» Exercise instructions: Only the lines holding "Free" are wanted. Copy every one from the records below.

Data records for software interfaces
==*==

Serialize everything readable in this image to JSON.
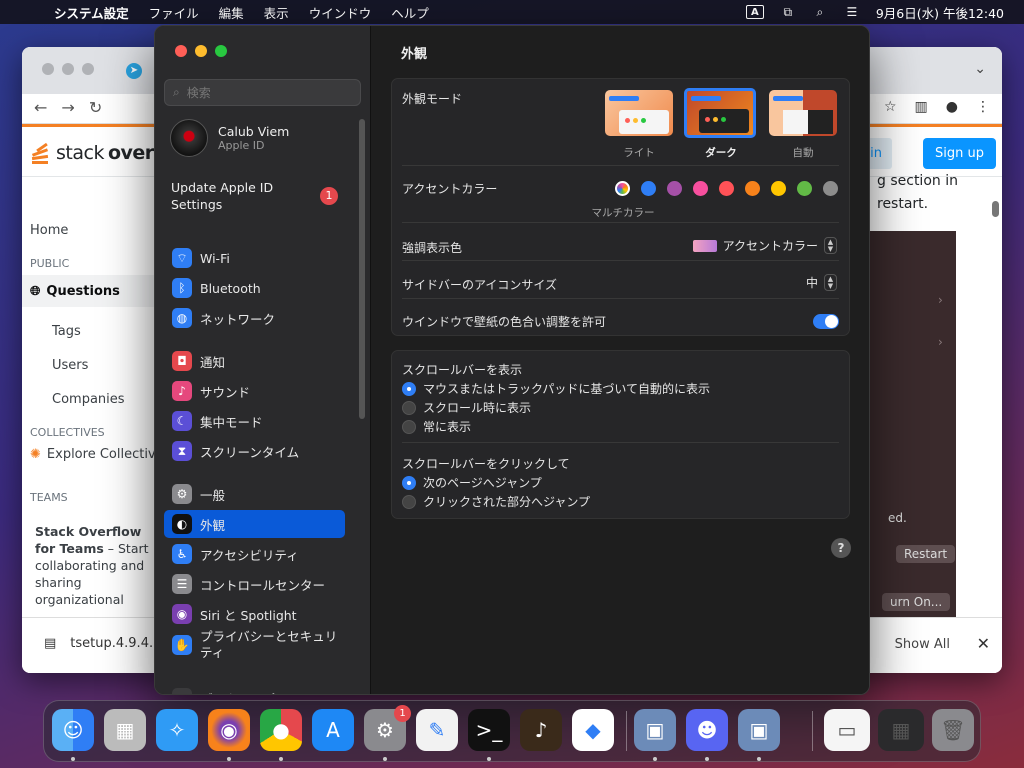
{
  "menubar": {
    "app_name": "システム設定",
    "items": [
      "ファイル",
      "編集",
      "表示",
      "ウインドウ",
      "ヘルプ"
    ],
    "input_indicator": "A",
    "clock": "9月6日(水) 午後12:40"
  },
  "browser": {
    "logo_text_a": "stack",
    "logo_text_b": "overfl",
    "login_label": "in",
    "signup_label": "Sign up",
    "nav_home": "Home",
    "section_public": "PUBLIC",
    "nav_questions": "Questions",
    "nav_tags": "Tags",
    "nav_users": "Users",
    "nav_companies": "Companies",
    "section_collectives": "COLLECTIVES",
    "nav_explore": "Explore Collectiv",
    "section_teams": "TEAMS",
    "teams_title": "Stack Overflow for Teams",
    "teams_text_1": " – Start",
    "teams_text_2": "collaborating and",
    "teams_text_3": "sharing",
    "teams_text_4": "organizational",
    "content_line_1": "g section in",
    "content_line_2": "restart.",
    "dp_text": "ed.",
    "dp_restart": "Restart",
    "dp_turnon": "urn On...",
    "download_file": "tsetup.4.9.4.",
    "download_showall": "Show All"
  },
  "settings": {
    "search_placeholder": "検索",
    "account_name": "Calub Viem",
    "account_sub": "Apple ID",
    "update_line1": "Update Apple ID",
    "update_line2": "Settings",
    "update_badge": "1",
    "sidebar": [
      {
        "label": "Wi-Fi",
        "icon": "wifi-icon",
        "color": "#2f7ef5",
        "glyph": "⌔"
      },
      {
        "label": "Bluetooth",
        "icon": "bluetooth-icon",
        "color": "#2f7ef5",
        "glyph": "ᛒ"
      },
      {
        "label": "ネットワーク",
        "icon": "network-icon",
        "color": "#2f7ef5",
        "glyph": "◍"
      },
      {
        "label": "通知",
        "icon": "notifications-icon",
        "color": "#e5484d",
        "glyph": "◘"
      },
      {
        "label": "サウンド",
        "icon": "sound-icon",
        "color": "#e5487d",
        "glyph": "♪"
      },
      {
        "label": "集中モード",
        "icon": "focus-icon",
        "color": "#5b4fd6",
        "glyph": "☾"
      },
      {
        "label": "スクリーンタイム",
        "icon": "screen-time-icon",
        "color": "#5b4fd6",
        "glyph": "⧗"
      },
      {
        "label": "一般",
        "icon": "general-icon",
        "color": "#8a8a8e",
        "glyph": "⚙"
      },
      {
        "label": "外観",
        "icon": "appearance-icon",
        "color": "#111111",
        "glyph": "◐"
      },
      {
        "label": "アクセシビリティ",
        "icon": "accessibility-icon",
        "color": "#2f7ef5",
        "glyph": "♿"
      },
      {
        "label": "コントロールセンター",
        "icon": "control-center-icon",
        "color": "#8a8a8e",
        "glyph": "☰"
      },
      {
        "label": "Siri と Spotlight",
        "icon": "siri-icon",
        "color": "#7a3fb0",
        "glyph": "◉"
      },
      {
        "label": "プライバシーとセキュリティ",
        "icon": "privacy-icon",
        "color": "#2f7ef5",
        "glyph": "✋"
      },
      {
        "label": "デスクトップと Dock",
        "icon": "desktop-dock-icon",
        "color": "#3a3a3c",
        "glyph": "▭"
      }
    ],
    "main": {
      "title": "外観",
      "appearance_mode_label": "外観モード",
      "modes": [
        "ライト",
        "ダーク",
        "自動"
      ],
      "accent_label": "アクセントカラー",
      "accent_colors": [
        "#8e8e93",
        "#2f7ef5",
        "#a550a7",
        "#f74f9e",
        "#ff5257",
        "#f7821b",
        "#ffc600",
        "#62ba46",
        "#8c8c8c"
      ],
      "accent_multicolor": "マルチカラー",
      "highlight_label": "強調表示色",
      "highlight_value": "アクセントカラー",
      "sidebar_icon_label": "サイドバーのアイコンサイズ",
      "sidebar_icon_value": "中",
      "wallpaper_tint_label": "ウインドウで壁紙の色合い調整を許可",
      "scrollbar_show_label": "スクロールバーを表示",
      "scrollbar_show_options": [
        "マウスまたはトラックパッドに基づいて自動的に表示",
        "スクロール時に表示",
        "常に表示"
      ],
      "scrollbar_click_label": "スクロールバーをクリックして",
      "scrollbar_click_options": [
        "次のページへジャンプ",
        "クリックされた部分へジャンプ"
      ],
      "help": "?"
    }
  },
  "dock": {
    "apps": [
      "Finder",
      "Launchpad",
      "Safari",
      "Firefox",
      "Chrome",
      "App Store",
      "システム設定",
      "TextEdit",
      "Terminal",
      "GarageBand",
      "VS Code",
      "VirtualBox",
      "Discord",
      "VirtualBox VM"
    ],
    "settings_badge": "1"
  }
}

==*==

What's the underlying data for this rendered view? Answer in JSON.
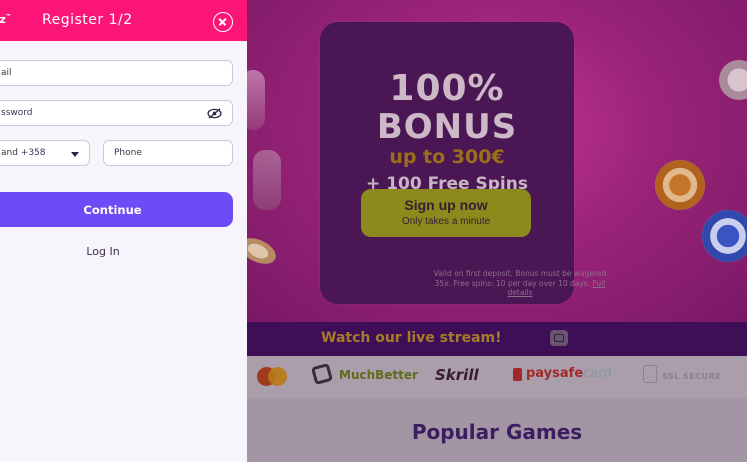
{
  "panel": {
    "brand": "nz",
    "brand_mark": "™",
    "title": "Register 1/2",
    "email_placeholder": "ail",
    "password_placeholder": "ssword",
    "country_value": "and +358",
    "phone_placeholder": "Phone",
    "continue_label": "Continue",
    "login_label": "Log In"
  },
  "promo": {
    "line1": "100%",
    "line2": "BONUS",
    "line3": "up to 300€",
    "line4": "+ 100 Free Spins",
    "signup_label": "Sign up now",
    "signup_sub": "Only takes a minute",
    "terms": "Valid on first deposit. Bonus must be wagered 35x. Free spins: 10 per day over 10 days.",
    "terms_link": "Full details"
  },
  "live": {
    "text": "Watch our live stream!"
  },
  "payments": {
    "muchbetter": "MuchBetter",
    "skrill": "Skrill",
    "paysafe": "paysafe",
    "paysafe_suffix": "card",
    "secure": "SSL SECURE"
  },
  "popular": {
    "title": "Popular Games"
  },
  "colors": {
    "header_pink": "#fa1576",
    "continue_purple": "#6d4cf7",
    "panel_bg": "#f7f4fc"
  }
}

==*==

» Result for this task:
    "line4": "+ 100 Free Spins",
    "terms": "Valid on first deposit. Bonus must be wagered 35x. Free spins: 10 per day over 10 days.",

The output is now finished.